## WHAT YOU NEED TO DO
Word for word, set down the lines from the one that contains "Parse this screenshot: output" through the final line of the data; no pictures belong in the copy.

## DATA EXTRACT
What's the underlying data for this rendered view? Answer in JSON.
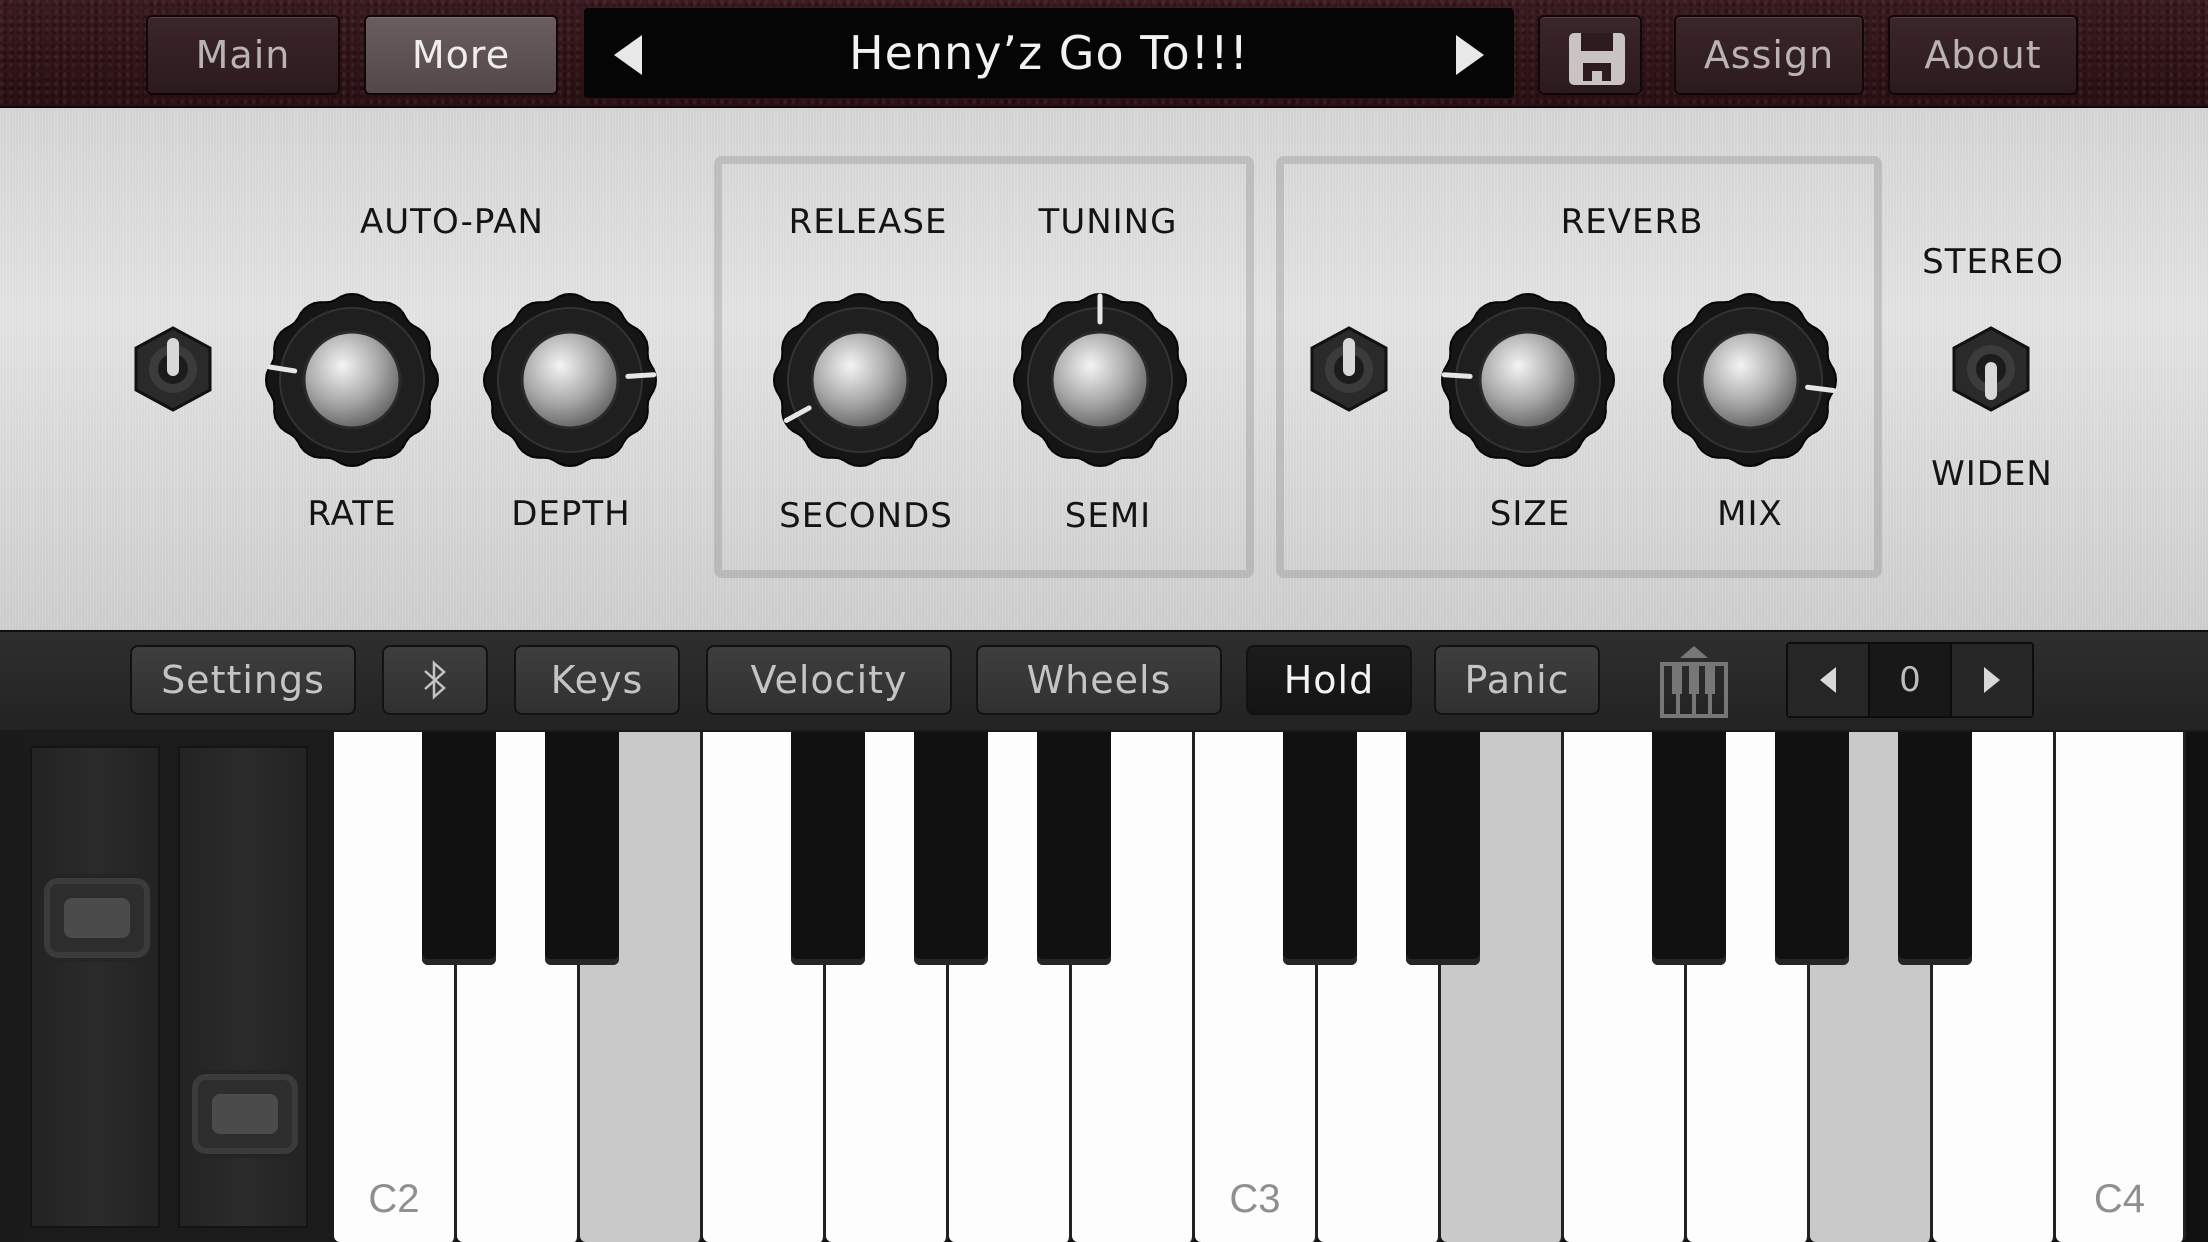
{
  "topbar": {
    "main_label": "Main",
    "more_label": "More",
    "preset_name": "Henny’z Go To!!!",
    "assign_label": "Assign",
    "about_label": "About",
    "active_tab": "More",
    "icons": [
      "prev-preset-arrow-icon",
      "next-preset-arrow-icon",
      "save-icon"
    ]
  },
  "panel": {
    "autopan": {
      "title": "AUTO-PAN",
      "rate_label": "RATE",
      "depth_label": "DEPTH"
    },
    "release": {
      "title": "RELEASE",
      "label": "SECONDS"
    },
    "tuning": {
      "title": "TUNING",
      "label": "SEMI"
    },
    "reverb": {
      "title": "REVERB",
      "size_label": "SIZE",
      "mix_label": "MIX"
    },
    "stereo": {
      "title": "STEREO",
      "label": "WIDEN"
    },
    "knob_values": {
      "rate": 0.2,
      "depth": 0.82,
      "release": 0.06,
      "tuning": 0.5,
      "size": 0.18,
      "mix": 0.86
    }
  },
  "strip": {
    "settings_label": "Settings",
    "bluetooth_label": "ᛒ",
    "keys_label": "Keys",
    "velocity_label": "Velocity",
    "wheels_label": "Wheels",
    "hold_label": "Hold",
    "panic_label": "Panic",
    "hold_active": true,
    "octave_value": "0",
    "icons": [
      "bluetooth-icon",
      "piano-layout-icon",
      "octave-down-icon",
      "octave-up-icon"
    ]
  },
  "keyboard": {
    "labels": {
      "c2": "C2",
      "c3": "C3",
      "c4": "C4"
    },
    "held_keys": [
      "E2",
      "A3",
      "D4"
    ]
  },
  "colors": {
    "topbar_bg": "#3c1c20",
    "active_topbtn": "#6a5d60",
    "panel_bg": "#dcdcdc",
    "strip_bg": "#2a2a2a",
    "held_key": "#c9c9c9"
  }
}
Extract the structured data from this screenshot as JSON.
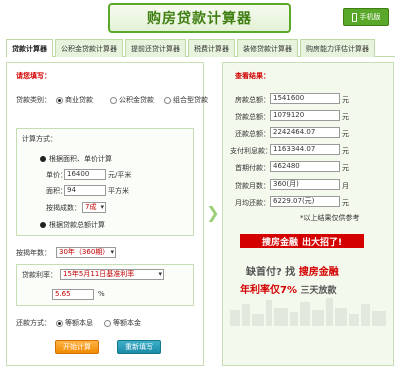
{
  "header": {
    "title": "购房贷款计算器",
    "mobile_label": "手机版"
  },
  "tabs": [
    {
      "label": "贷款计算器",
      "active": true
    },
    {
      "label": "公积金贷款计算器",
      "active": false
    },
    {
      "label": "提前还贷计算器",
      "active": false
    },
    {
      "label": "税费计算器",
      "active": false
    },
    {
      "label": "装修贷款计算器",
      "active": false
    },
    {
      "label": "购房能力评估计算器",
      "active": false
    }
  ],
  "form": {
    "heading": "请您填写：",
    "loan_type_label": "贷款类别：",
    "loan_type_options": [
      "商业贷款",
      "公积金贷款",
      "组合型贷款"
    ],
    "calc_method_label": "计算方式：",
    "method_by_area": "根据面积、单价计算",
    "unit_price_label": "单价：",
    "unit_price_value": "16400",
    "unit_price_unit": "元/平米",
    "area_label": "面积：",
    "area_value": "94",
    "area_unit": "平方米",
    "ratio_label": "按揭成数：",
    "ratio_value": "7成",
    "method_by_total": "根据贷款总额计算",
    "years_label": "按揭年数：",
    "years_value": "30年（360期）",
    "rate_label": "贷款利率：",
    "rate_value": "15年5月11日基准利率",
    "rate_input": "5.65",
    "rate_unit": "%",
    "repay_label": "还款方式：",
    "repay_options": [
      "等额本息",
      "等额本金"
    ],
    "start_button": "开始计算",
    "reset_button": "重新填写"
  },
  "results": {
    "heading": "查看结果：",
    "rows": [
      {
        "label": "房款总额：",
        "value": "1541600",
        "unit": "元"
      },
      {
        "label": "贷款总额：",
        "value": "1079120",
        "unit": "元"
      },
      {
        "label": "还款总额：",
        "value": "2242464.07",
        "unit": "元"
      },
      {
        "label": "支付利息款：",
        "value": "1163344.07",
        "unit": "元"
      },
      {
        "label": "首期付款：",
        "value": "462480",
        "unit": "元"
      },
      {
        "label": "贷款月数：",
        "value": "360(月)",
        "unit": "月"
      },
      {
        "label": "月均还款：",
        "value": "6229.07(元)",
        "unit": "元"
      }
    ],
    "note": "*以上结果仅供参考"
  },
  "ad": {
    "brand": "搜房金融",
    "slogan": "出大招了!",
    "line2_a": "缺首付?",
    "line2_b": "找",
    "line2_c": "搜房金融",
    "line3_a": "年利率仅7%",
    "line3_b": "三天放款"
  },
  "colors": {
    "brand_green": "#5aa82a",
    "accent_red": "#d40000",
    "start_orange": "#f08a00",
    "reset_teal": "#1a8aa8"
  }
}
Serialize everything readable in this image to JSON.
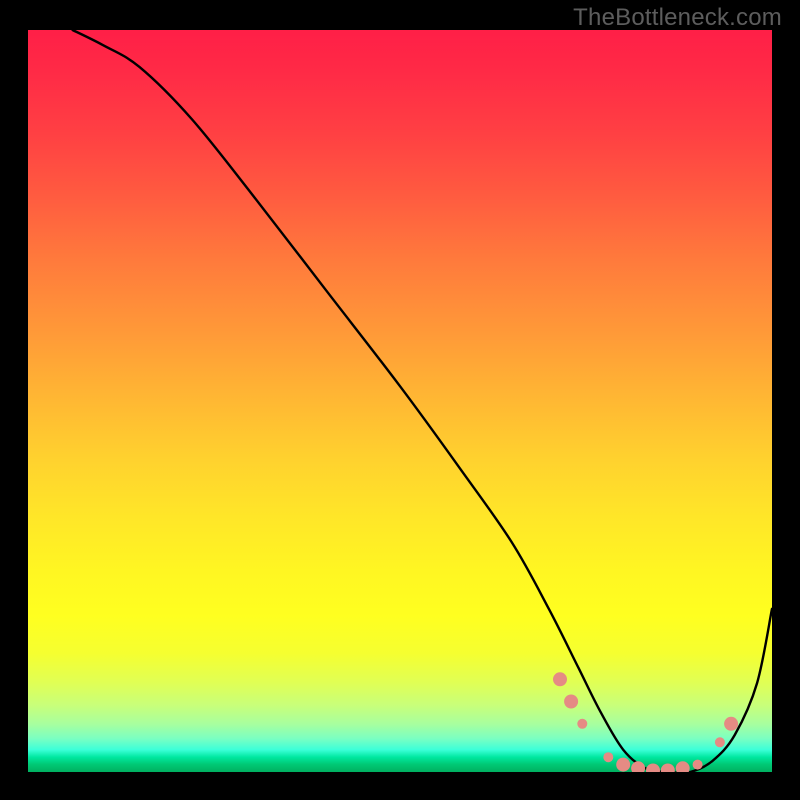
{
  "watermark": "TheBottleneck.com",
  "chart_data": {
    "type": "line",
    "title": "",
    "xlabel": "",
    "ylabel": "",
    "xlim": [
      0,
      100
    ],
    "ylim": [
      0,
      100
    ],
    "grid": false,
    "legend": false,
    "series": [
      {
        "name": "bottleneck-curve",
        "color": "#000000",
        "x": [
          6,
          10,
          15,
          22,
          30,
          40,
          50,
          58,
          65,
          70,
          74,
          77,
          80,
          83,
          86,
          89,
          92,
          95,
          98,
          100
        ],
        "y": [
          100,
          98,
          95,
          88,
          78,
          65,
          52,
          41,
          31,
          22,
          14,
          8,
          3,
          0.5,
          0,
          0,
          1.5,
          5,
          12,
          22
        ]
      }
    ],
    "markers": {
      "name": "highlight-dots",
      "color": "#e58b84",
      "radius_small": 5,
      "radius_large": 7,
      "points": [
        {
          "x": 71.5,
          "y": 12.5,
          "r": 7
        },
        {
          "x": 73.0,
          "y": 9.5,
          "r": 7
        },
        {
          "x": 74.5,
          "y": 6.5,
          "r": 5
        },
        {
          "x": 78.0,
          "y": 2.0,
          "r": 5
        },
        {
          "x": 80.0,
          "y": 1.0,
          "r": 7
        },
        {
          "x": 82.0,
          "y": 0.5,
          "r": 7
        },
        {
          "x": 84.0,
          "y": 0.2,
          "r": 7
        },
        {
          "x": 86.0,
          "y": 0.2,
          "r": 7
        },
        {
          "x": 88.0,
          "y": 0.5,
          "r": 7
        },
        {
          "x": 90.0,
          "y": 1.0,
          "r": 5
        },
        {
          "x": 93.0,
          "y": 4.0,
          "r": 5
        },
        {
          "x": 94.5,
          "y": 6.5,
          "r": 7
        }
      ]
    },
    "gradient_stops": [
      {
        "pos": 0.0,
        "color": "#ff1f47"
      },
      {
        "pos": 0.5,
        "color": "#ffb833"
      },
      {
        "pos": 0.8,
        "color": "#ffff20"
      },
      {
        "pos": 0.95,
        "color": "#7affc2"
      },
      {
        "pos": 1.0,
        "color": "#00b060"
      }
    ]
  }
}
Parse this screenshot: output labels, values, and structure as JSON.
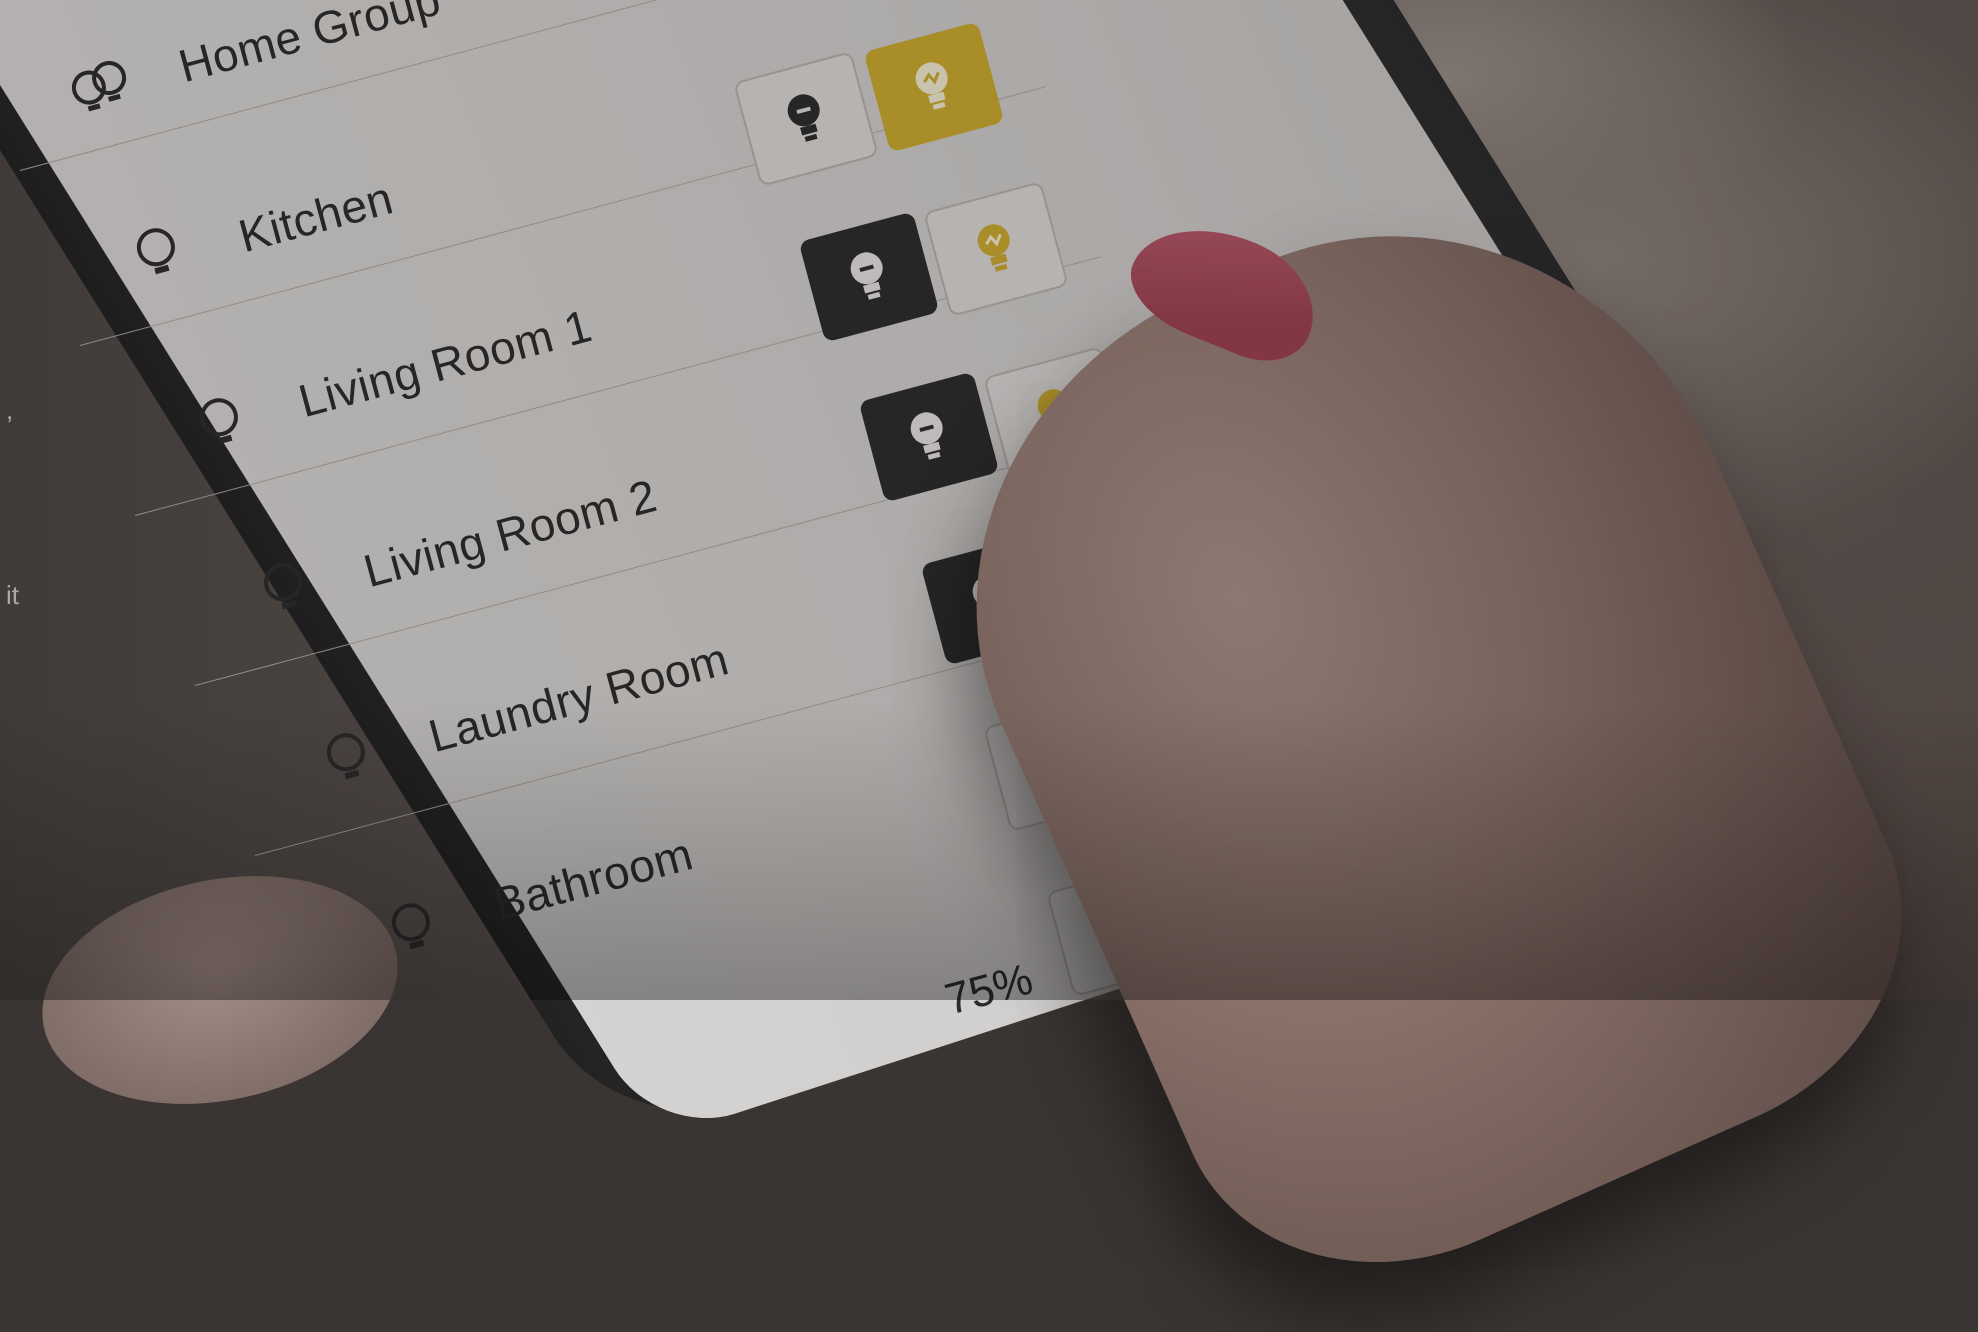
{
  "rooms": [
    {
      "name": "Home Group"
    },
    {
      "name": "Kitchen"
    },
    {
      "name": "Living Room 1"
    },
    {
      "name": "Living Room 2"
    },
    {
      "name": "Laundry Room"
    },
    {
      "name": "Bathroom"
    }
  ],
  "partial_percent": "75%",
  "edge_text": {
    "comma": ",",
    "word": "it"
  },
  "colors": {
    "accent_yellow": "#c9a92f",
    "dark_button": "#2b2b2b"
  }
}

## ANSWER SECTION
Parse this screenshot: output labels, values, and structure as JSON.
{
  "rooms": [
    {
      "name": "Home Group"
    },
    {
      "name": "Kitchen"
    },
    {
      "name": "Living Room 1"
    },
    {
      "name": "Living Room 2"
    },
    {
      "name": "Laundry Room"
    },
    {
      "name": "Bathroom"
    }
  ],
  "partial_percent": "75%",
  "edge_text": {
    "comma": ",",
    "word": "it"
  },
  "colors": {
    "accent_yellow": "#c9a92f",
    "dark_button": "#2b2b2b"
  }
}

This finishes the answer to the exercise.